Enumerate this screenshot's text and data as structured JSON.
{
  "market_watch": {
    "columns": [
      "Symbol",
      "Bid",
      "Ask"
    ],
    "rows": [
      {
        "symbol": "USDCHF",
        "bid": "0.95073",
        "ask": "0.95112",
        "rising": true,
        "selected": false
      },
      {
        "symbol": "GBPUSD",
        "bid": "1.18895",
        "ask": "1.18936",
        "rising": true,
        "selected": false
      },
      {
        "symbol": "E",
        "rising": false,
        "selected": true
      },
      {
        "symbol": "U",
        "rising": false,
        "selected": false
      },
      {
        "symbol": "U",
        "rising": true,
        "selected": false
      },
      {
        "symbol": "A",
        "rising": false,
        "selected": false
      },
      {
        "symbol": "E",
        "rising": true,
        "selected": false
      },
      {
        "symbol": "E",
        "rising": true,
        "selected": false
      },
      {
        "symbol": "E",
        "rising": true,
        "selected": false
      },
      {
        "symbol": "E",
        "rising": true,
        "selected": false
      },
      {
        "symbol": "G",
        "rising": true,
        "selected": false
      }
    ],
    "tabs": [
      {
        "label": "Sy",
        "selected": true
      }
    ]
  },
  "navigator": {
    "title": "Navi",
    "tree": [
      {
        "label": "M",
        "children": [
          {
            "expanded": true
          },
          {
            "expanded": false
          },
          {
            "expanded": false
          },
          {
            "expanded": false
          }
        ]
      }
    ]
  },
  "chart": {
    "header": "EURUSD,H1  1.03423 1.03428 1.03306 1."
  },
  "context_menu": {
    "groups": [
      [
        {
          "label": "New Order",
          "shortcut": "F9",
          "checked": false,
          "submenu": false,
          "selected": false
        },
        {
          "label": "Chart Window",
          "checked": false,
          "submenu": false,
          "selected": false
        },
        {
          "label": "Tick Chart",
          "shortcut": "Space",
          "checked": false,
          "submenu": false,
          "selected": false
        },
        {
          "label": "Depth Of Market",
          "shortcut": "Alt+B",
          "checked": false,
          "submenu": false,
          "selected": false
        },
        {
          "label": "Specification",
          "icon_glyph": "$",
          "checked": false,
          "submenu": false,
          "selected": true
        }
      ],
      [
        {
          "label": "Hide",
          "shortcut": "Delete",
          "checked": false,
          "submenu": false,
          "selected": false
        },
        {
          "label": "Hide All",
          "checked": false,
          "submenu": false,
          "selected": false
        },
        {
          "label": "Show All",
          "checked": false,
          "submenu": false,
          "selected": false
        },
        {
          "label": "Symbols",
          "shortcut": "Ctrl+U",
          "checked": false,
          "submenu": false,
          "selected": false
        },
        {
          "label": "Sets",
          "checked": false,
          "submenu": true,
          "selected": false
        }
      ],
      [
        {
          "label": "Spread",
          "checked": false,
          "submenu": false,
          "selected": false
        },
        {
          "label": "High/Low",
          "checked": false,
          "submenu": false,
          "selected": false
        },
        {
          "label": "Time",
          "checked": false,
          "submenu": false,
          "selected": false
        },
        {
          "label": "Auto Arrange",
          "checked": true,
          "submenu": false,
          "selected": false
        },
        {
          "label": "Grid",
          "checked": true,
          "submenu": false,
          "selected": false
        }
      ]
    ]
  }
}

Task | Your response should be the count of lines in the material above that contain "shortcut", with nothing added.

Written solution | 5